Here is an example of a typical paragraph from the complaint, which mirrors the claim language but also offers slightly more:

21. Upon information and belief, the Accused Instrumentality performs the step of performing the second transmission by transmitting the second data symbols over a …

I wonder how many actual schoolbooks use the
I wonder how many actual schoolbooks use the "Century Schoolbook" font? Hope House Press - Leather Diary Studio, Unsplash

As we mentioned in our last post, Judge Bibas of the Third Circuit has taken two D. Del. patent cases by designation, along with a number of other cases.

I've seen a number of his opinions in other cases come through over the course of the year. They are easy to identify, as his writing style differs from any other judge we've had, in a way that is interesting to see.

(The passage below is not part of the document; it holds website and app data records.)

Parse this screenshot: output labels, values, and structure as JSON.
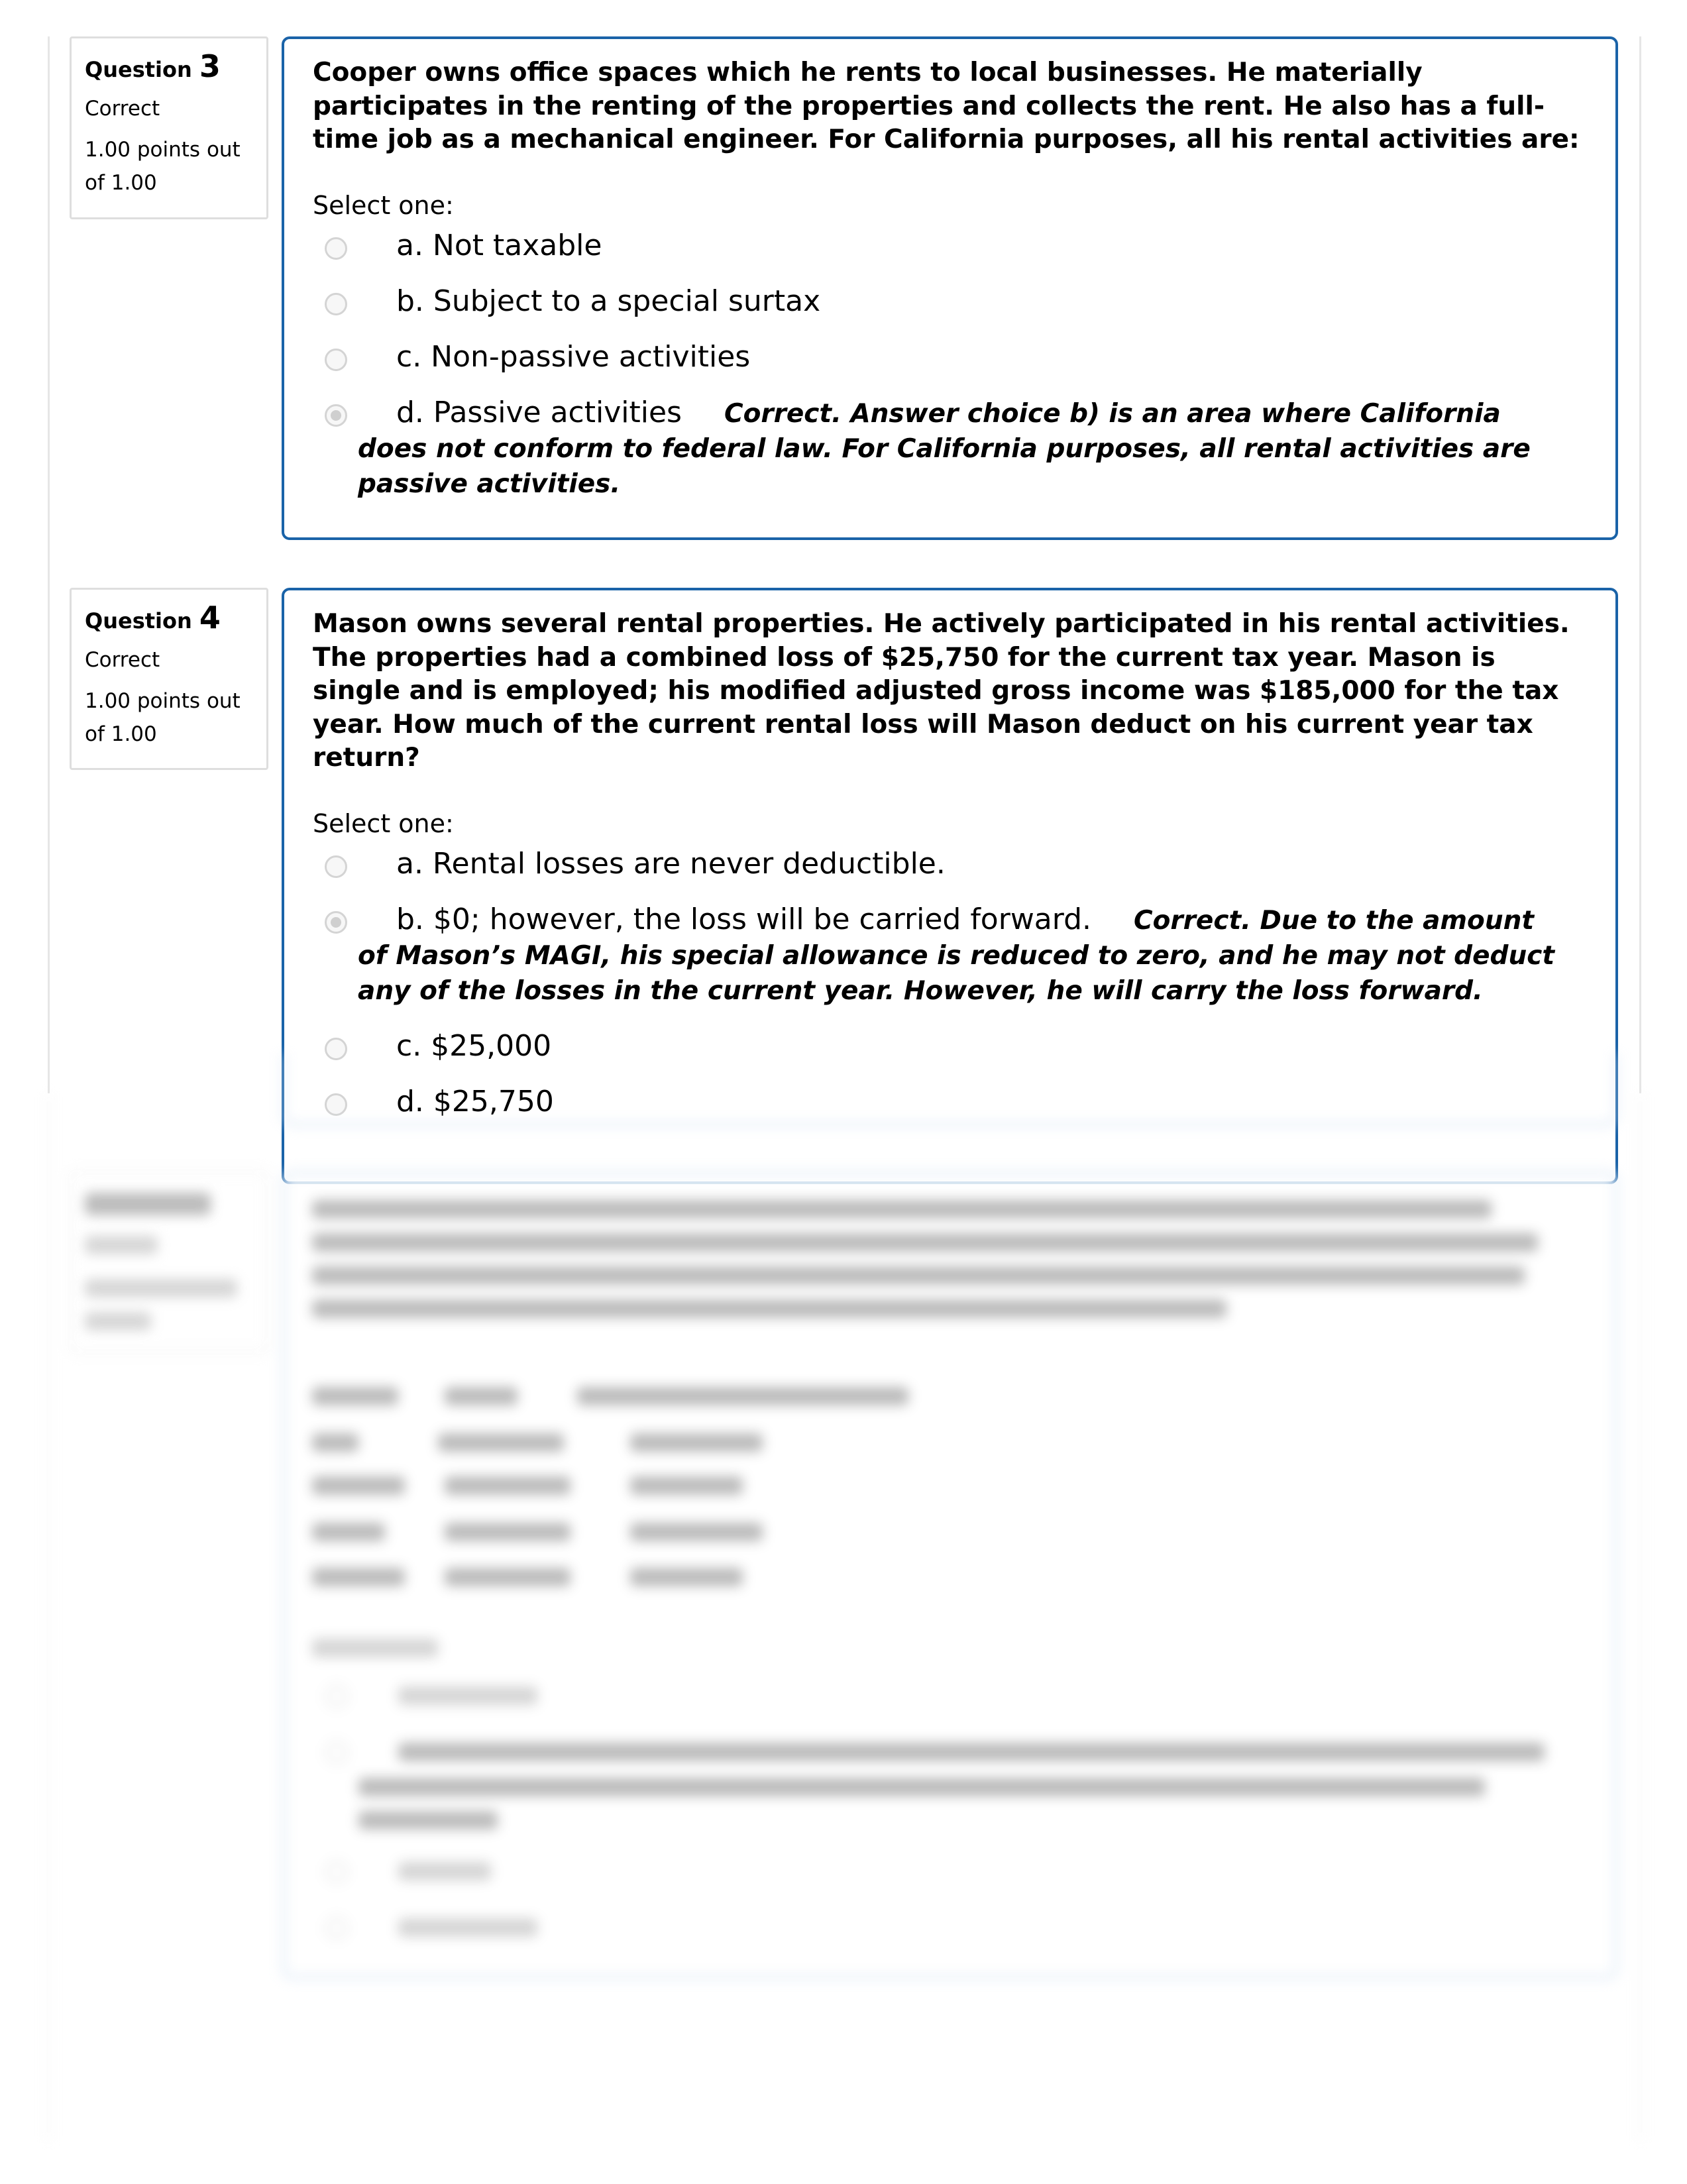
{
  "questions": [
    {
      "label": "Question",
      "number": "3",
      "state": "Correct",
      "grade_line1": "1.00 points out",
      "grade_line2": "of 1.00",
      "text": "Cooper owns office spaces which he rents to local businesses.  He materially participates in the renting of the properties and collects the rent.  He also has a full-time job as a mechanical engineer.  For California purposes, all his rental activities are:",
      "prompt": "Select one:",
      "options": [
        {
          "label": "a. Not taxable",
          "checked": false,
          "feedback": ""
        },
        {
          "label": "b. Subject to a special surtax",
          "checked": false,
          "feedback": ""
        },
        {
          "label": "c. Non-passive activities",
          "checked": false,
          "feedback": ""
        },
        {
          "label": "d. Passive activities",
          "checked": true,
          "feedback": "Correct.  Answer choice b) is an area where California does not conform to federal law.  For California purposes, all rental activities are passive activities."
        }
      ]
    },
    {
      "label": "Question",
      "number": "4",
      "state": "Correct",
      "grade_line1": "1.00 points out",
      "grade_line2": "of 1.00",
      "text": "Mason owns several rental properties.  He actively participated in his rental activities.  The properties had a combined loss of $25,750 for the current tax year.  Mason is single and is employed; his modified adjusted gross income was $185,000 for the tax year.  How much of the current rental loss will Mason deduct on his current year tax return?",
      "prompt": "Select one:",
      "options": [
        {
          "label": "a. Rental losses are never deductible.",
          "checked": false,
          "feedback": ""
        },
        {
          "label": "b. $0; however, the loss will be carried forward.",
          "checked": true,
          "feedback": "Correct.  Due to the amount of Mason’s MAGI, his special allowance is reduced to zero, and he may not deduct any of the losses in the current year.  However, he will carry the loss forward."
        },
        {
          "label": "c. $25,000",
          "checked": false,
          "feedback": ""
        },
        {
          "label": "d. $25,750",
          "checked": false,
          "feedback": ""
        }
      ]
    }
  ],
  "blurred_section": {
    "note": "Question 5 content is obscured (blurred) in the screenshot"
  },
  "colors": {
    "card_border": "#1a63a8",
    "info_border": "#dedede",
    "radio_border": "#d4d4d4"
  }
}
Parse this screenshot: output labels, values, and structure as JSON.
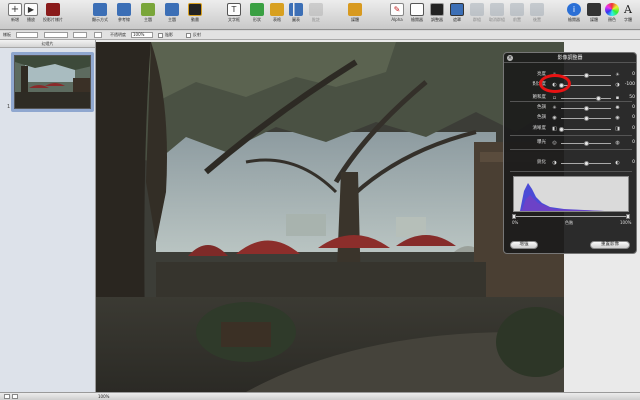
{
  "toolbar": {
    "items": [
      {
        "label": "新增",
        "icon": "plus-icon",
        "color": "#4a4a4a"
      },
      {
        "label": "播放",
        "icon": "play-icon",
        "color": "#4a4a4a"
      },
      {
        "label": "投影片樣片",
        "icon": "master-slide-icon",
        "color": "#8a1b1b"
      },
      {
        "label": "顯示方式",
        "icon": "view-icon",
        "color": "#3c6fb6"
      },
      {
        "label": "參考線",
        "icon": "guides-icon",
        "color": "#3c6fb6"
      },
      {
        "label": "主題",
        "icon": "themes-icon",
        "color": "#7aa63a"
      },
      {
        "label": "主題",
        "icon": "masters-icon",
        "color": "#3c6fb6"
      },
      {
        "label": "動畫",
        "icon": "animation-icon",
        "color": "#222222"
      },
      {
        "label": "文字框",
        "icon": "textbox-icon",
        "color": "#555555"
      },
      {
        "label": "形狀",
        "icon": "shapes-icon",
        "color": "#3aa043"
      },
      {
        "label": "表格",
        "icon": "table-icon",
        "color": "#d8a020"
      },
      {
        "label": "圖表",
        "icon": "chart-icon",
        "color": "#3c6fb6"
      },
      {
        "label": "批註",
        "icon": "comment-icon",
        "color": "#888888"
      },
      {
        "label": "媒體",
        "icon": "media-icon",
        "color": "#d89a20"
      },
      {
        "label": "Alpha",
        "icon": "alpha-icon",
        "color": "#c02020"
      },
      {
        "label": "檢閱器",
        "icon": "inspector-icon",
        "color": "#333333"
      },
      {
        "label": "調整器",
        "icon": "adjust-icon",
        "color": "#222222"
      },
      {
        "label": "遮罩",
        "icon": "mask-icon",
        "color": "#3c6fb6"
      },
      {
        "label": "群組",
        "icon": "group-icon",
        "color": "#9aa4b0"
      },
      {
        "label": "取消群組",
        "icon": "ungroup-icon",
        "color": "#9aa4b0"
      },
      {
        "label": "前置",
        "icon": "front-icon",
        "color": "#9aa4b0"
      },
      {
        "label": "後置",
        "icon": "back-icon",
        "color": "#9aa4b0"
      },
      {
        "label": "檢閱器",
        "icon": "info-icon",
        "color": "#2a6fd6"
      },
      {
        "label": "媒體",
        "icon": "media-browser-icon",
        "color": "#333333"
      },
      {
        "label": "顏色",
        "icon": "color-wheel-icon",
        "color": "#d04080"
      },
      {
        "label": "字體",
        "icon": "fonts-icon",
        "color": "#222222"
      }
    ]
  },
  "formatbar": {
    "style_label": "樣板",
    "opacity_label": "不透明度",
    "opacity_value": "100%",
    "shadow_label": "陰影",
    "reflection_label": "反射"
  },
  "sidebar": {
    "header": "幻燈片",
    "slide_number": "1"
  },
  "statusbar": {
    "zoom": "100%"
  },
  "adjust_panel": {
    "title": "影像調整器",
    "rows": [
      {
        "label": "亮度",
        "value": "0",
        "knob": 0.5,
        "icon_l": "☼",
        "icon_r": "☀"
      },
      {
        "label": "對比度",
        "value": "-100",
        "knob": 0.0,
        "icon_l": "◐",
        "icon_r": "◑"
      },
      {
        "label": "飽和度",
        "value": "50",
        "knob": 0.75,
        "icon_l": "▫",
        "icon_r": "▪"
      },
      {
        "label": "色調",
        "value": "0",
        "knob": 0.5,
        "icon_l": "✳",
        "icon_r": "✺"
      },
      {
        "label": "色調",
        "value": "0",
        "knob": 0.5,
        "icon_l": "◉",
        "icon_r": "◉"
      },
      {
        "label": "清晰度",
        "value": "0",
        "knob": 0.0,
        "icon_l": "◧",
        "icon_r": "◨"
      },
      {
        "label": "曝光",
        "value": "0",
        "knob": 0.5,
        "icon_l": "◎",
        "icon_r": "◍"
      },
      {
        "label": "銳化",
        "value": "0",
        "knob": 0.5,
        "icon_l": "◑",
        "icon_r": "◐"
      }
    ],
    "histogram_left_label": "0%",
    "histogram_mid_label": "色階",
    "histogram_right_label": "100%",
    "auto_button": "增強",
    "reset_button": "重置影像"
  },
  "colors": {
    "highlight": "#e81313",
    "panel_bg": "#1c1c1c",
    "sidebar_selection": "#8fa7cf"
  }
}
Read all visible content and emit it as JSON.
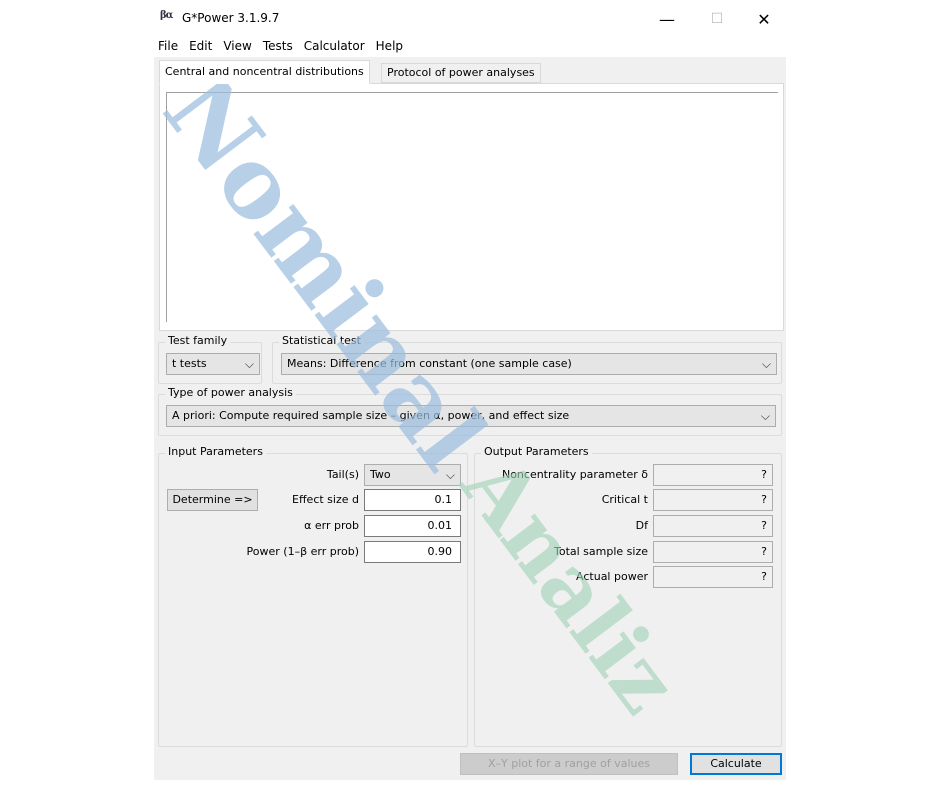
{
  "window": {
    "title": "G*Power 3.1.9.7",
    "icon_text": "βα",
    "controls": {
      "minimize": "—",
      "maximize": "☐",
      "close": "✕"
    }
  },
  "menu": [
    "File",
    "Edit",
    "View",
    "Tests",
    "Calculator",
    "Help"
  ],
  "tabs": [
    {
      "label": "Central and noncentral distributions",
      "active": true
    },
    {
      "label": "Protocol of power analyses",
      "active": false
    }
  ],
  "test_family": {
    "label": "Test family",
    "value": "t tests"
  },
  "statistical_test": {
    "label": "Statistical test",
    "value": "Means: Difference from constant (one sample case)"
  },
  "power_analysis": {
    "label": "Type of power analysis",
    "value": "A priori: Compute required sample size – given α, power, and effect size"
  },
  "input": {
    "title": "Input Parameters",
    "tails_label": "Tail(s)",
    "tails_value": "Two",
    "determine_label": "Determine =>",
    "effect_size_label": "Effect size d",
    "effect_size_value": "0.1",
    "alpha_label": "α err prob",
    "alpha_value": "0.01",
    "power_label": "Power (1–β err prob)",
    "power_value": "0.90"
  },
  "output": {
    "title": "Output Parameters",
    "rows": [
      {
        "label": "Noncentrality parameter δ",
        "value": "?"
      },
      {
        "label": "Critical t",
        "value": "?"
      },
      {
        "label": "Df",
        "value": "?"
      },
      {
        "label": "Total sample size",
        "value": "?"
      },
      {
        "label": "Actual power",
        "value": "?"
      }
    ]
  },
  "buttons": {
    "xy_plot": "X–Y plot for a range of values",
    "calculate": "Calculate"
  },
  "watermark": {
    "line1": "Nominal",
    "line2": "Analiz"
  },
  "colors": {
    "accent": "#0078d7",
    "watermark_blue": "#9bbede",
    "watermark_green": "#a0d2b6"
  }
}
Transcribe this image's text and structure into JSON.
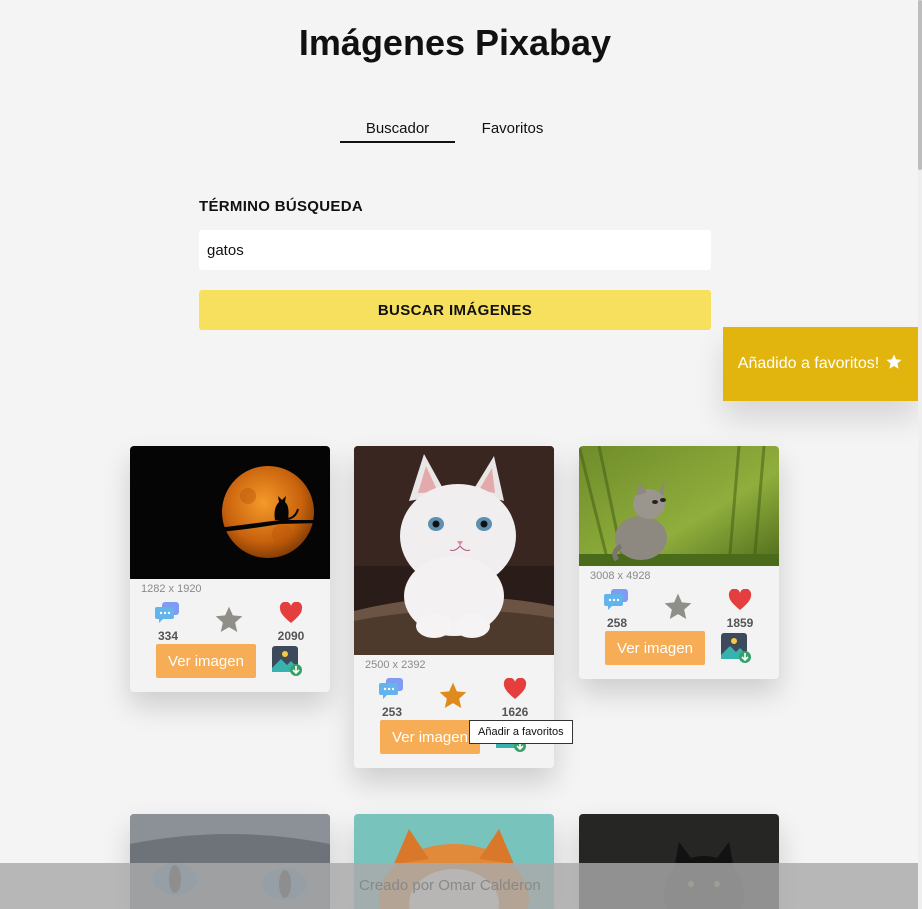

One particularly notable opinion of his issued back in March, and apparently slipped our notice at the time. In it, he denies an FRCP 12(b)(6) motion, holding that a defendant's own patents can serve as circumstantial evidence that its products practice the claims, if those patents describe an infringing configuration. ...

These are not Pelotons.
These are not Pelotons. Jonathan Petit, Unsplash

In competitor cases, parties sometimes include Lanham Act claims alongside patent claims. That's what happened in Peloton Interactive, Inc. v. Icon Health & Fitness, Inc., C.A. No. 20-662-RGA (D. Del.), where both sides brought patent and Lanham Act claims or counterclaims.

Peloton moved to dismiss defendant Icon's Lanham Act counterclaims, which alleged that Peloton had made various false and misleading statements concerning things like whether the Peloton bike was the "first of its kind" and unique among its market, along with statements about Peloton music offerings.

Peloton argued that Lanham Act claims are subject to a higher pleading standard, relying on an old E.D. Pa. case from long before the Supreme Court's decisions on this issue in Twombly / Iqbal:

Peloton urges the Court to apply an “intermediate” standard that first appeared in Max Daetwyler Corp. v. Input Graphics Inc, 608 F. Supp. 1549, 1556 (E.D. Pa. 1985). The Court held, “[i]n litigation in which one party is charged with making false statements, it is important that the party charged be provided with sufficiently detailed allegations regarding the nature of the alleged falsehoods to allow him to make a proper defense.” . . . ICON argues that the standard articulated in Max Daetwyler is inappropriate because it was decided before Twombly and Iqbal. . . . Additionally, there is disagreement within district courts in the Third Circuit as to its applicability. . . .

Judge Andrews declined to apply the heightened standard, quoting